I don't know if I believe in meant-to-be, or soul mates. It'd be a relief actually to wholeheartedly believe in such concepts, because I can just put my fears that this is the one Great Romance that I get, which I ruined, to rest and simply say to myself, "Que sera que sera. If I don't meet him again, it wasn't meant to be" and just leave it at that. But I'm not sure if I do believe in such quaint ideals. Life would be easy if things were that simple, and we all know that life is hard.
It isn't so much that I'm waiting for him. I truly do feel that I will never see him again. Besides, what are the chances the he'll be single if we do meet again? Very slim, he was an extremely good-looking guy with a beautiful, radiant soul. I don't expect fate to do me any favors. I'm not waiting. It's just that, sometimes, I think of him and I wonder…does he ever think of me?
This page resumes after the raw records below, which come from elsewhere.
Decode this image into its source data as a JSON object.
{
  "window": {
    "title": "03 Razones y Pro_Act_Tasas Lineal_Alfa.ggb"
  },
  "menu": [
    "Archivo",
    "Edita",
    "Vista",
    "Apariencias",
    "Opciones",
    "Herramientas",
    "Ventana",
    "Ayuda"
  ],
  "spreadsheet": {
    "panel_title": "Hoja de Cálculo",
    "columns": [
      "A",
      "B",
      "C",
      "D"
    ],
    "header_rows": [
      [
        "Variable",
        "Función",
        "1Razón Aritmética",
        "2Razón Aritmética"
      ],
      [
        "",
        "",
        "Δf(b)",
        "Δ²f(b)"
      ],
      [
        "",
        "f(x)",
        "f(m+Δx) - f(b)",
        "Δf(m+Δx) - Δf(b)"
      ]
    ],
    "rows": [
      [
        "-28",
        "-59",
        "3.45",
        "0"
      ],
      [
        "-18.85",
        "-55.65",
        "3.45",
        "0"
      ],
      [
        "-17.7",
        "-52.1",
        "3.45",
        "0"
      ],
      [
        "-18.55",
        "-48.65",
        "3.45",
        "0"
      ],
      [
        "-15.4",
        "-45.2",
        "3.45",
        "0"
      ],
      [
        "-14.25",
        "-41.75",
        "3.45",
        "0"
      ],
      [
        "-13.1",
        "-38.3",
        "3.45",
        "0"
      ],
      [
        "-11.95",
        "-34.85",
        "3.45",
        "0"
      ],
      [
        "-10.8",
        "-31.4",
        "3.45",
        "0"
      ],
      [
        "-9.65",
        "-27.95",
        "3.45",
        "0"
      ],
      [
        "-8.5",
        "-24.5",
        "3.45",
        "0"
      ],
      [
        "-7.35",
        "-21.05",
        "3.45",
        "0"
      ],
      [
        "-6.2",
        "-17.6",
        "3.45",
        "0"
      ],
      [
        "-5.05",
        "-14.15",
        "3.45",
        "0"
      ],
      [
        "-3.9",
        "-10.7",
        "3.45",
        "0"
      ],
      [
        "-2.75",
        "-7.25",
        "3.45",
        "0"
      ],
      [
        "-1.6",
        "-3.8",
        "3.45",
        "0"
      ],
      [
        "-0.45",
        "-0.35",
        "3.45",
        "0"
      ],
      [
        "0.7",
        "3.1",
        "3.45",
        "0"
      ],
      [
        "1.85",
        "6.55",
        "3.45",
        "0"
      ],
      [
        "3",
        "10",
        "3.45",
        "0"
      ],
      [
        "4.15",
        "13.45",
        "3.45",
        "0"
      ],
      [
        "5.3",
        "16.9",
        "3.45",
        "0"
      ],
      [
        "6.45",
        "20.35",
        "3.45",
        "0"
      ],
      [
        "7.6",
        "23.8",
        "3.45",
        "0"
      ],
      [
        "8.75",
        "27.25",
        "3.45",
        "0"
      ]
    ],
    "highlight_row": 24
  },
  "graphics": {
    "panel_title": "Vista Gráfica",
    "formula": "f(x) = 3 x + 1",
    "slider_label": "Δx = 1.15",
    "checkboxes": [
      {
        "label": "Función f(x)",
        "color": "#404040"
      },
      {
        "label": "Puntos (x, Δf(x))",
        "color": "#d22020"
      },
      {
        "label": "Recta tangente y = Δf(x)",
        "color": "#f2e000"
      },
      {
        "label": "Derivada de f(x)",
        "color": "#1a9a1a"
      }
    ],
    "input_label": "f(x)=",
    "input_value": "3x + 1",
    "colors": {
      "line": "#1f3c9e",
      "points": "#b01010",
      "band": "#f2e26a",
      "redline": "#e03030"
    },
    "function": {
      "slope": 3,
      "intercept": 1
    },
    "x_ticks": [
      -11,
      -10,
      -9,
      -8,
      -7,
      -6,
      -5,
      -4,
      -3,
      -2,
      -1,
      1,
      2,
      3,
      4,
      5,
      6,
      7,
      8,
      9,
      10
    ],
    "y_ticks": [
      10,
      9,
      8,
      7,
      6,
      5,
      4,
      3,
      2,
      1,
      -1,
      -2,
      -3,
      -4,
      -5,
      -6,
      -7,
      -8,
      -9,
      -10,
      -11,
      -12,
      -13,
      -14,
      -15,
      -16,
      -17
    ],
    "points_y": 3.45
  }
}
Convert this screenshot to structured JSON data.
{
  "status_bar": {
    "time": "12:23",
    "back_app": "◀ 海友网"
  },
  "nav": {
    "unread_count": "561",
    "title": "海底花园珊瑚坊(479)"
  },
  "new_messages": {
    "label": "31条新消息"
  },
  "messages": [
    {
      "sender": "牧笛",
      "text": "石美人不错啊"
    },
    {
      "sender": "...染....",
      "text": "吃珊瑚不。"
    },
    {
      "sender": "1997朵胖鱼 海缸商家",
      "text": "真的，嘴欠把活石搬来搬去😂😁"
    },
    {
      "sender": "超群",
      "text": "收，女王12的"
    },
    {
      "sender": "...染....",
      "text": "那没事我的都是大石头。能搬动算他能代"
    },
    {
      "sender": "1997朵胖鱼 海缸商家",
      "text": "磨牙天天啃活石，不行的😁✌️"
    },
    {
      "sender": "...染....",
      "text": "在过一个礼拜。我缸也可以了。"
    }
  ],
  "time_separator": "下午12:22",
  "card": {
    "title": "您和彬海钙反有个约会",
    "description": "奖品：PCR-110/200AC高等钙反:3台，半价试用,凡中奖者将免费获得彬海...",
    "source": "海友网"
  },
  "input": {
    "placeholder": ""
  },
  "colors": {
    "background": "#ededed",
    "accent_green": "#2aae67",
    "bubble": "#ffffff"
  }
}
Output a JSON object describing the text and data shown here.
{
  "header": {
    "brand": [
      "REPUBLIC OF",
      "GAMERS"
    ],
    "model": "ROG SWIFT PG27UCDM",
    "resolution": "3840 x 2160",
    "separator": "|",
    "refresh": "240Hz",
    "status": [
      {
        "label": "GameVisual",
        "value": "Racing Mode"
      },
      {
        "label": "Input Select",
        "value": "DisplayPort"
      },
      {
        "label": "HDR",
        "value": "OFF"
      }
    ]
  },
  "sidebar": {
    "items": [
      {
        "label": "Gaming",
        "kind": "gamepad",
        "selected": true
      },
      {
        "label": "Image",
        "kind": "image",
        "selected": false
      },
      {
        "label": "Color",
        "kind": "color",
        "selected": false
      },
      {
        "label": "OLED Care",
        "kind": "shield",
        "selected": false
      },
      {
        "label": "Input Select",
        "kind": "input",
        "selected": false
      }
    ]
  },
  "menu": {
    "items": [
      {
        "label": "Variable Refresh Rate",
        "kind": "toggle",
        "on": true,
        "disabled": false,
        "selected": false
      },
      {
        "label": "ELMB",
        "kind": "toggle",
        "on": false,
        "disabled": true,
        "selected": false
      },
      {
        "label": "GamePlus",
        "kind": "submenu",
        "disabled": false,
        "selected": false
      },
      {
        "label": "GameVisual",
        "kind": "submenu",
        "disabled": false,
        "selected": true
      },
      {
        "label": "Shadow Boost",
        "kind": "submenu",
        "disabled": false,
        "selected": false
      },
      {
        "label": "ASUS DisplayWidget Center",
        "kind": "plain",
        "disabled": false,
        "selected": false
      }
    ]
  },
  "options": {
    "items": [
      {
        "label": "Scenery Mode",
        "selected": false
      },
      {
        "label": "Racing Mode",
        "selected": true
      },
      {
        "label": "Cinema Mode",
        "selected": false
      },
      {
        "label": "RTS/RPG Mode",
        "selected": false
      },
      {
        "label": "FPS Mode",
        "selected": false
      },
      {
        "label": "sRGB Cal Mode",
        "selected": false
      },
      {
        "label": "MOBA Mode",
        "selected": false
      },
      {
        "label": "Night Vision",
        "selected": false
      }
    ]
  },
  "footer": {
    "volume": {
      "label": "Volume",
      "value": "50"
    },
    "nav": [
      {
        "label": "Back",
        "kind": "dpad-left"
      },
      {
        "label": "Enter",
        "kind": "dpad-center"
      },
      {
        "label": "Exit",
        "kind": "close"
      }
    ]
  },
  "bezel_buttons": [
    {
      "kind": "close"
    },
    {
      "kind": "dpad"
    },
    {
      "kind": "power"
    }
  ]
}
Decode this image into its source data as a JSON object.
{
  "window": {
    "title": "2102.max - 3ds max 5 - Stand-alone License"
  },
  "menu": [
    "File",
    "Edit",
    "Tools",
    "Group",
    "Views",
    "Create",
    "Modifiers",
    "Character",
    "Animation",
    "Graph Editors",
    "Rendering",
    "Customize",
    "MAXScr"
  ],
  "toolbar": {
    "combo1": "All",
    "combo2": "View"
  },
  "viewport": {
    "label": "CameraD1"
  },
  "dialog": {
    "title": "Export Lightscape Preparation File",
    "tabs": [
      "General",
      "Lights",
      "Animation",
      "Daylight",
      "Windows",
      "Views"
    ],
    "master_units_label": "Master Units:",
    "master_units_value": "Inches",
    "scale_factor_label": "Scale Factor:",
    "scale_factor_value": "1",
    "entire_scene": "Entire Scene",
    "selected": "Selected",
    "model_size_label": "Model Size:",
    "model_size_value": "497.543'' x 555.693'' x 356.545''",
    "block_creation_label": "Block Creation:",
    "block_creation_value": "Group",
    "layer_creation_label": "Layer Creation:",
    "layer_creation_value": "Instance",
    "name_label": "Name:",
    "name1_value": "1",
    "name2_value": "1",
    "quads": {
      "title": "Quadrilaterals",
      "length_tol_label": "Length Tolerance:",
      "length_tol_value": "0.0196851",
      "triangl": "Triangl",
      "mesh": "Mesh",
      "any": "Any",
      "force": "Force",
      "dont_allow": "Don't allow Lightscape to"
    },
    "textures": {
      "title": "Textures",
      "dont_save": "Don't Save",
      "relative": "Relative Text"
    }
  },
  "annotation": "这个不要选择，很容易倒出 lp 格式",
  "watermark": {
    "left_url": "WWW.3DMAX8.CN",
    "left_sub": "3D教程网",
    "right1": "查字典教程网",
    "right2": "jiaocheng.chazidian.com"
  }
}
The man with the scuffed boots stands up, unfolding his tall frame from the squashy chair that he'd been ensconced in. He carefully puts his notebook back into his bag, making sure that none of the edges bend, that none of the pages crease. He zips up the bag and picks up his cup of cappuchino, draining it in one go and grimacing at the lukewarmth of the coffee. He walks to the counter, returning the cup and ordering another cappuccino to go.
The girl who is serving is strangely anxious, her hands clumsy on the plastic cap of the Styrofoam cup. She takes the cap out and it takes her a full thirty seconds to realize that there are two caps instead of one. Flushing, she separates the two and puts one on the cup, fitting it snugly with one hand and discarding the extra cap with another.
The man watches her curiously and hands her a crisp five-dollar bell. As the bell on the register chimes when she opens it, she bites her lip and then blurts out, "Do you think you could stay for ten more minutes? Please?"
There is dawning comprehension and consternation in the man's eyes. He is confused. Isn't his orientation obvious? Even to the heterosexual?
He smiles gently, not wanting to hurt her and trying to save her from embarrassment by fibbing, "I'm sorry, I have a meeting for work."
Her face falls and he feels slightly guilty. The guilt deepens when he looks up into her eyes and sees, not the disappointment of a schoolgirl rejected, but a curiously acute disappointment. Disquieted, he takes the cup of cappuccino from her and hastily turns to go, mumbling that she should keep the change.
As he leaves the café, he raises the cup to his lips. The cappuccino tastes bitter.
"I can't believe you were late again! I told you that he always comes here at three and leaves at exactly three twenty three!" The petite brunette scolds her friend, her hands on her hips.
"My dear, you really need to get yourself a boyfriend." The boy with the limpid brown eyes and open smile leans forward to poke the brunette right in the center of her forehead.
She pouts, the light glinting off her pink lip-gloss, "I was scouting him out for you, as you very well know. He's a total hottie but I can tell that he swings…" she waved her hand in a vague swinging motion, suddenly pointing at him, "Well, you know."
He chuckles, the timbre of his voice low as he looks at her fondly, "The only heterosexual person I know who has gaydar…."
"It's your fault! Making me check out guys for you." She huffs, a tendril of hair that has escaped her bun flying up and then settling back on her cheek, "And then not even bothering to show up on time to see the guy I spent so long checking out for you!"
"Que sera que sera. It just wasn't meant to be."